My first was born and was breastfed. The food that I ate and came out through my breastmilk did not have an impact on her, save for the usual suspects: broccoli, kimchi, beans... She started taking solid food at 4 months without a hitch. She was a "by the book" sort of baby for the most part, and when I got pregnant with my second daughter I thought that that she would be the same. Boy was I wrong.
When my second was about 2 months old a rash started to develop on her face. I thought nothing of it, but it progressively got worse. It was devastating when the doctor diagnosed that she had eczema. We switched her to Nutramigen and took her off of breastmilk because it seemed like she was allergic to everything that I was eating, and also so that we could keep track of exactly what she was consuming.
Her pediatrician then recommended that we take her to the allergist for a skin test, and the allergist tested her on the usual food items that people tend to be allergic to. She reacted to everything the moment that she was pricked. Even the nurse gasped in shock at how quickly she reacted to the skin prick test. She was allergic to milk, egg, wheat, soy, nuts, shellfish and everything else that she was tested for.
During this time, her eczema was out of control. Saying that I was upset about her condition would be the understatement of the year. I saw that she wasn't happy because of her condition... she was constantly uncomfortable and itchy. I'd go to her room in the morning to see her sheets, shirt, and gloves bloody from scratching herself all night.
Her pediatrician told me that she was the top 5 worst eczema patients at her office. To keep her eczema under control, she was prescribed steroids that helped temporarily, but once the prescription period was over, her eczema came back with a vengeance. (In hindsight, the steroids made her eczema worse. Topical steroids seem to help other people, but not my child.) Her eczema was extraordinarily weepy, she'd scratch, she'd get infected, she'd be prescribed antibiotic creams with a mixture of topical steroids only to be used every two hours. Gosh... this eczema situation literally aged me 10 years. I was so stressed out and upset to see my child suffering. I was so angry.... imagine how miserable my child was having to experience all of that. An adult cousin of my husband who continues to battle eczema throughout his life explained what eczema felt like. He said that he feels like something is pushing up behind his skin, and the only way to relieve the pressure is to scratch it. he said that when you scratch it, it feels SOO good even when you break skin. So that explained the itching until shedding blood part...

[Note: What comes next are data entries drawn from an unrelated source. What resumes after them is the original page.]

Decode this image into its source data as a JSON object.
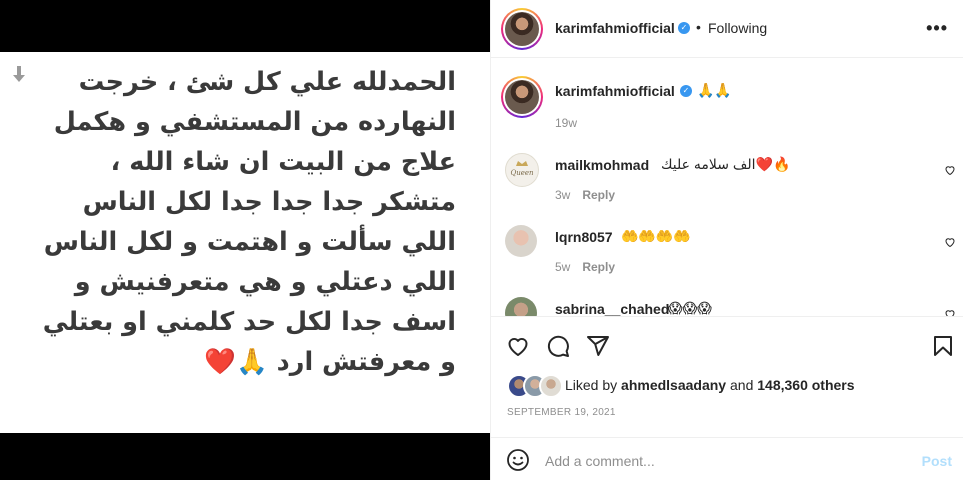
{
  "note": {
    "lines": [
      "الحمدلله علي كل شئ ، خرجت",
      "النهارده من المستشفي و هكمل",
      "علاج من البيت ان شاء الله ،",
      "متشكر جدا جدا جدا لكل الناس",
      "اللي سألت و اهتمت و لكل الناس",
      "اللي دعتلي و هي متعرفنيش و",
      "اسف جدا لكل حد كلمني او بعتلي",
      "و معرفتش ارد 🙏❤️"
    ]
  },
  "header": {
    "username": "karimfahmiofficial",
    "separator": "•",
    "follow_status": "Following",
    "more_label": "•••"
  },
  "caption": {
    "username": "karimfahmiofficial",
    "text": "🙏🙏",
    "time": "19w"
  },
  "comments": [
    {
      "username": "mailkmohmad",
      "text": "الف سلامه عليك❤️🔥",
      "time": "3w",
      "reply": "Reply"
    },
    {
      "username": "lqrn8057",
      "text": "🤲🤲🤲🤲",
      "time": "5w",
      "reply": "Reply"
    },
    {
      "username": "sabrina__chahed",
      "text": "😱😱😱",
      "time": "",
      "reply": ""
    }
  ],
  "likes": {
    "prefix": "Liked by ",
    "user": "ahmedlsaadany",
    "middle": " and ",
    "count": "148,360 others"
  },
  "date": "SEPTEMBER 19, 2021",
  "comment_box": {
    "placeholder": "Add a comment...",
    "post_label": "Post"
  },
  "colors": {
    "verified": "#3897f0",
    "post_disabled": "#b2dffc",
    "meta_gray": "#8e8e8e"
  }
}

At about 5 months, introducing her to solids was such a struggle. She reacted to peas, she reacted to apple, she reacted to chicken and everything else that I gave her. Through trial and error, I discovered that she was okay with sweet potato, beef and rice. So for almost one year that's all that she was eating morning noon and night. Steaming everything, pureeing everything including the meat was so much work, but what can you do?
When she grew out of formula, she took rice milk because she was allergic soy. For her food shopping, I was reading the ingredients list on every package, and I was limited to the gluten free section only. If you go to health food stores, you can find oatmeal that hasn't been contaminated. (If you have a child who is allergic to dairy, make sure there is no casein or whey in the ingredient list, as they are derivatives of milk. Sometimes it's advertised as being dairy free, but they actually have casein or whey in them. ALWAYS read labels!!) Earth's Balance Spread tastes the best (dairy free butter), So Delicious Dairy Free Ice Cream tastes the best and the Popsicle are pretty darn good! There are gluten free pretzels, rice pasta, cake mix and other snacks if you poke around.

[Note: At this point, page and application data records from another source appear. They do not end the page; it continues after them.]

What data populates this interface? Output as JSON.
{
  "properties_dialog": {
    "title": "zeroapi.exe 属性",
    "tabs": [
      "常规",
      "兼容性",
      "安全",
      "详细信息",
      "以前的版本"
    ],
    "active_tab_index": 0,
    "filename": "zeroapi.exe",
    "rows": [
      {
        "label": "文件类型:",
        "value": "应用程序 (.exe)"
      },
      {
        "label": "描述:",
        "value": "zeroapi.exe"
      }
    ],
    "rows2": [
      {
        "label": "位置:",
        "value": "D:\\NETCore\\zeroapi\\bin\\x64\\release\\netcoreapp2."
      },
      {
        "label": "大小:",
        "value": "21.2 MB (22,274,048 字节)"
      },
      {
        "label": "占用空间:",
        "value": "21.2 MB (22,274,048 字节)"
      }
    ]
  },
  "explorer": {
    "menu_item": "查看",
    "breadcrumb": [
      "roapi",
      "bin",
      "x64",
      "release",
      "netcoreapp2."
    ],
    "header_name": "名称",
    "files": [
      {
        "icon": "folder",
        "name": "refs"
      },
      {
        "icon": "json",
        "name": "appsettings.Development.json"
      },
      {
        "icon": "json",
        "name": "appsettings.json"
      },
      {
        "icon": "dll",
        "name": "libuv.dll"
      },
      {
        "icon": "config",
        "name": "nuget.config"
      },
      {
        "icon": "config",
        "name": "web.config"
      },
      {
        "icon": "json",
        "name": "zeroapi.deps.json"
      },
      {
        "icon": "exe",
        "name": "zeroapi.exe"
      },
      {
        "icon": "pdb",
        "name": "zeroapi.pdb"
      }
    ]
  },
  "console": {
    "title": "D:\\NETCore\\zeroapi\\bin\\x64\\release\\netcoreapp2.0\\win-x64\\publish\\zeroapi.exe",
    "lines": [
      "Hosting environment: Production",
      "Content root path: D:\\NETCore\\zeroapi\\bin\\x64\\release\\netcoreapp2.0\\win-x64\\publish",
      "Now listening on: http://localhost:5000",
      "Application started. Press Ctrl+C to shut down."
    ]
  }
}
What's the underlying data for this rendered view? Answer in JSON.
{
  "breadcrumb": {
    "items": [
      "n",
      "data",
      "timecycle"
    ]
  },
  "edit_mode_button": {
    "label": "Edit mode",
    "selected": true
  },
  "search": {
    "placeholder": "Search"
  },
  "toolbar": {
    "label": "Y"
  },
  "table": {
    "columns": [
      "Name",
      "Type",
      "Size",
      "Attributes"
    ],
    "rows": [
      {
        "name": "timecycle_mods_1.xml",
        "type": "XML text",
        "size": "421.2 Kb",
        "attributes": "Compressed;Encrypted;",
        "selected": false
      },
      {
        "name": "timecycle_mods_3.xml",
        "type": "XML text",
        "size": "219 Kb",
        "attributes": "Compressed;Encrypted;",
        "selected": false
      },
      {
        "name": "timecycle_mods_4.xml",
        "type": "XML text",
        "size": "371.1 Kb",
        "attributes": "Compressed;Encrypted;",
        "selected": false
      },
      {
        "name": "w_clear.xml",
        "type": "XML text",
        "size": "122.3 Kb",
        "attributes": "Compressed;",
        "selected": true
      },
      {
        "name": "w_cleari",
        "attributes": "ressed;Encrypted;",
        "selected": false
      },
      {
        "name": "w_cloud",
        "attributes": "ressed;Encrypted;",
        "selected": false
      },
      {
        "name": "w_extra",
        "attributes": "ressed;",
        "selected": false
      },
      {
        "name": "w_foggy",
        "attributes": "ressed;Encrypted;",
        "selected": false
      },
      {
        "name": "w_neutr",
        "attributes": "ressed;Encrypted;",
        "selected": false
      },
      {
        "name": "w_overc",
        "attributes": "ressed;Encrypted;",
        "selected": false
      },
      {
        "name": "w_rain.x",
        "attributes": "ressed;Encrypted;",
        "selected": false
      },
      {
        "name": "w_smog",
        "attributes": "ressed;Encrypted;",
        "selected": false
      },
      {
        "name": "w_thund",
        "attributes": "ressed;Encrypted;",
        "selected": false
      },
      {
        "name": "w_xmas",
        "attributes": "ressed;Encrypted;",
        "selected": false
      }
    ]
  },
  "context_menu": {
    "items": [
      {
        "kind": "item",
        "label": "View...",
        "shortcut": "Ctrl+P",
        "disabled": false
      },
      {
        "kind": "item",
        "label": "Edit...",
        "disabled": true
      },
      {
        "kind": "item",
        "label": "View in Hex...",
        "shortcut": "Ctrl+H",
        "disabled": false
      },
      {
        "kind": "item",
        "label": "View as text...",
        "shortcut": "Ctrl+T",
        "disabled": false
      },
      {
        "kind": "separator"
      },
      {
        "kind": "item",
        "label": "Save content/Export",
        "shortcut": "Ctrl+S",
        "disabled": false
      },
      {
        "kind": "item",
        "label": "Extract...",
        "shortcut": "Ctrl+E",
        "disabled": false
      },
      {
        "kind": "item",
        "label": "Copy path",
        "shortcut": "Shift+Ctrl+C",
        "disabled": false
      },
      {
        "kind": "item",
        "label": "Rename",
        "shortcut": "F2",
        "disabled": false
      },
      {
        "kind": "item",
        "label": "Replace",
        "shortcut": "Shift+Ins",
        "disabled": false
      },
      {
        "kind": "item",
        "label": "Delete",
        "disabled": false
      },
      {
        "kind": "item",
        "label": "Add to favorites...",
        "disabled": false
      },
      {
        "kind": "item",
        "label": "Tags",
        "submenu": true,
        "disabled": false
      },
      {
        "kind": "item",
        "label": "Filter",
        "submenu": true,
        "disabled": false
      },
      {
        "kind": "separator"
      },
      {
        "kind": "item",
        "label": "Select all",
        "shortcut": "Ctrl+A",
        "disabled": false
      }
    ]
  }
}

To bring her at least a little bit of relief for her eczema, I did a lot of research online and found that 100% silk is supposed to be soothing to the skin, particularly for those with skin conditions. Check out this Canadien company www.nordicwoollens.com for ideas.

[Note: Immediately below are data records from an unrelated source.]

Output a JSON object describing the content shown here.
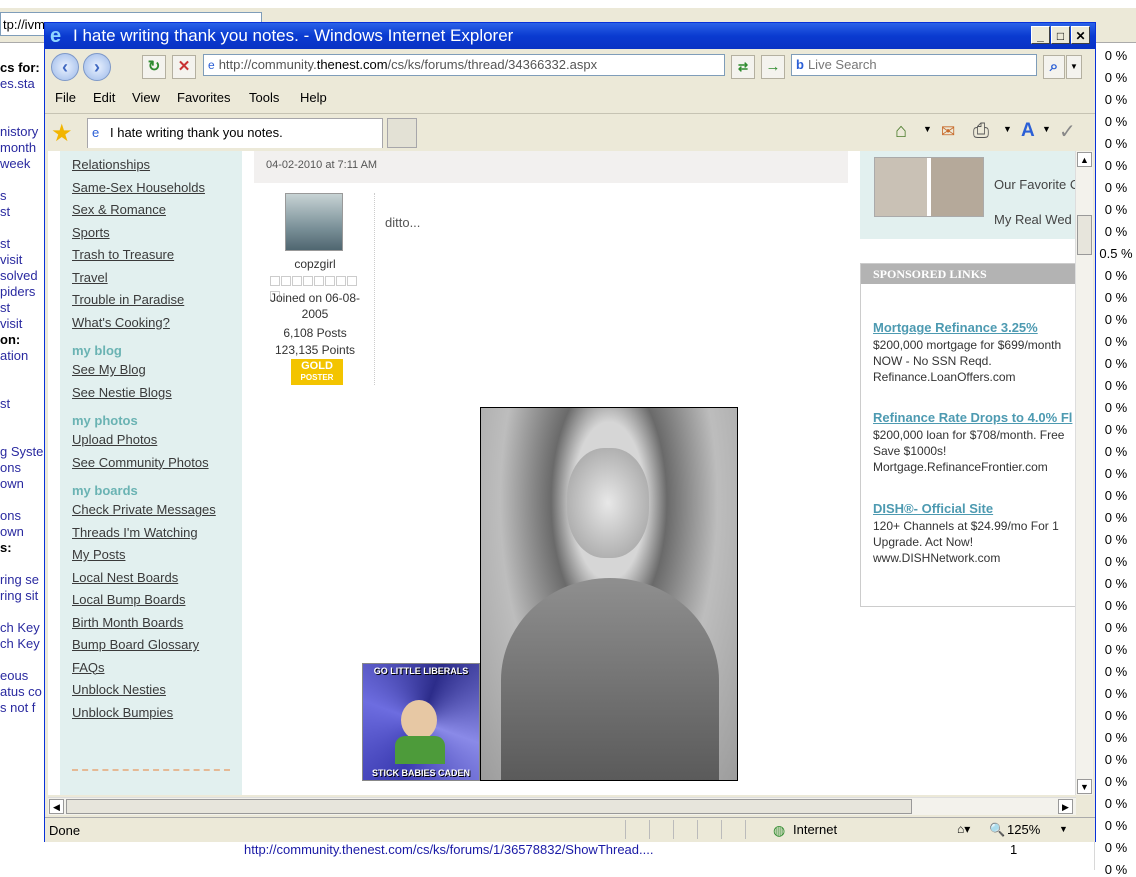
{
  "background_app": {
    "address_fragment": "tp://ivm",
    "left_lines": [
      {
        "text": "cs for:",
        "bold": true
      },
      {
        "text": "es.sta",
        "bold": false
      },
      {
        "text": "",
        "bold": false
      },
      {
        "text": "",
        "bold": false
      },
      {
        "text": "nistory",
        "bold": false
      },
      {
        "text": "month",
        "bold": false
      },
      {
        "text": "week",
        "bold": false
      },
      {
        "text": "",
        "bold": false
      },
      {
        "text": "s",
        "bold": false
      },
      {
        "text": "st",
        "bold": false
      },
      {
        "text": "",
        "bold": false
      },
      {
        "text": "st",
        "bold": false
      },
      {
        "text": "visit",
        "bold": false
      },
      {
        "text": "solved",
        "bold": false
      },
      {
        "text": "piders",
        "bold": false
      },
      {
        "text": "st",
        "bold": false
      },
      {
        "text": "visit",
        "bold": false
      },
      {
        "text": "on:",
        "bold": true
      },
      {
        "text": "ation",
        "bold": false
      },
      {
        "text": "",
        "bold": false
      },
      {
        "text": "",
        "bold": false
      },
      {
        "text": "st",
        "bold": false
      },
      {
        "text": "",
        "bold": false
      },
      {
        "text": "",
        "bold": false
      },
      {
        "text": "g Syste",
        "bold": false
      },
      {
        "text": "ons",
        "bold": false
      },
      {
        "text": "own",
        "bold": false
      },
      {
        "text": "",
        "bold": false
      },
      {
        "text": "ons",
        "bold": false
      },
      {
        "text": "own",
        "bold": false
      },
      {
        "text": "s:",
        "bold": true
      },
      {
        "text": "",
        "bold": false
      },
      {
        "text": "ring se",
        "bold": false
      },
      {
        "text": "ring sit",
        "bold": false
      },
      {
        "text": "",
        "bold": false
      },
      {
        "text": "ch Key",
        "bold": false
      },
      {
        "text": "ch Key",
        "bold": false
      },
      {
        "text": "",
        "bold": false
      },
      {
        "text": "eous",
        "bold": false
      },
      {
        "text": "atus co",
        "bold": false
      },
      {
        "text": "s not f",
        "bold": false
      }
    ],
    "percent_values": [
      "0 %",
      "0 %",
      "0 %",
      "0 %",
      "0 %",
      "0 %",
      "0 %",
      "0 %",
      "0 %",
      "0.5 %",
      "0 %",
      "0 %",
      "0 %",
      "0 %",
      "0 %",
      "0 %",
      "0 %",
      "0 %",
      "0 %",
      "0 %",
      "0 %",
      "0 %",
      "0 %",
      "0 %",
      "0 %",
      "0 %",
      "0 %",
      "0 %",
      "0 %",
      "0 %",
      "0 %",
      "0 %",
      "0 %",
      "0 %",
      "0 %",
      "0 %",
      "0 %",
      "0 %"
    ],
    "bottom_row": {
      "url": "http://community.thenest.com/cs/ks/forums/1/36578832/ShowThread....",
      "count": "1"
    }
  },
  "window": {
    "title": "I hate writing thank you notes. - Windows Internet Explorer",
    "minimize": "_",
    "maximize": "□",
    "close": "✕"
  },
  "nav": {
    "back_icon": "back-arrow-icon",
    "forward_icon": "forward-arrow-icon",
    "refresh_icon": "refresh-icon",
    "stop_icon": "stop-icon",
    "address_prefix": "http://community.",
    "address_host": "thenest.com",
    "address_suffix": "/cs/ks/forums/thread/34366332.aspx",
    "search_placeholder": "Live Search"
  },
  "menu": {
    "items": [
      "File",
      "Edit",
      "View",
      "Favorites",
      "Tools",
      "Help"
    ]
  },
  "tab": {
    "title": "I hate writing thank you notes."
  },
  "left_nav": {
    "links_top": [
      "Relationships",
      "Same-Sex Households",
      "Sex & Romance",
      "Sports",
      "Trash to Treasure",
      "Travel",
      "Trouble in Paradise",
      "What's Cooking?"
    ],
    "blog_head": "my blog",
    "blog_links": [
      "See My Blog",
      "See Nestie Blogs"
    ],
    "photos_head": "my photos",
    "photos_links": [
      "Upload Photos",
      "See Community Photos"
    ],
    "boards_head": "my boards",
    "boards_links": [
      "Check Private Messages",
      "Threads I'm Watching",
      "My Posts",
      "Local Nest Boards",
      "Local Bump Boards",
      "Birth Month Boards",
      "Bump Board Glossary",
      "FAQs",
      "Unblock Nesties",
      "Unblock Bumpies"
    ]
  },
  "post": {
    "date": "04-02-2010 at 7:11 AM",
    "username": "copzgirl",
    "joined_label": "Joined on 06-08-",
    "joined_year": "2005",
    "posts": "6,108 Posts",
    "points": "123,135 Points",
    "badge_line1": "GOLD",
    "badge_line2": "POSTER",
    "text": "ditto...",
    "meme_top": "GO LITTLE LIBERALS",
    "meme_bottom": "STICK BABIES CADEN"
  },
  "right_col": {
    "wedding_link1": "Our Favorite C",
    "wedding_link2": "My Real Wed",
    "sponsored_head": "SPONSORED LINKS",
    "ads": [
      {
        "title": "Mortgage Refinance 3.25%",
        "lines": [
          "$200,000 mortgage for $699/month",
          "NOW - No SSN Reqd.",
          "Refinance.LoanOffers.com"
        ]
      },
      {
        "title": "Refinance Rate Drops to 4.0% Fl",
        "lines": [
          "$200,000 loan for $708/month. Free",
          "Save $1000s!",
          "Mortgage.RefinanceFrontier.com"
        ]
      },
      {
        "title": "DISH®- Official Site",
        "lines": [
          "120+ Channels at $24.99/mo For 1",
          "Upgrade. Act Now!",
          "www.DISHNetwork.com"
        ]
      }
    ]
  },
  "status": {
    "text": "Done",
    "zone": "Internet",
    "zoom": "125%"
  }
}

When it comes to clothes, avoid fleece, wools and other such synthetic fibers as they will irritate eczema. Go with what's natural.
Written By: Anon E. Mous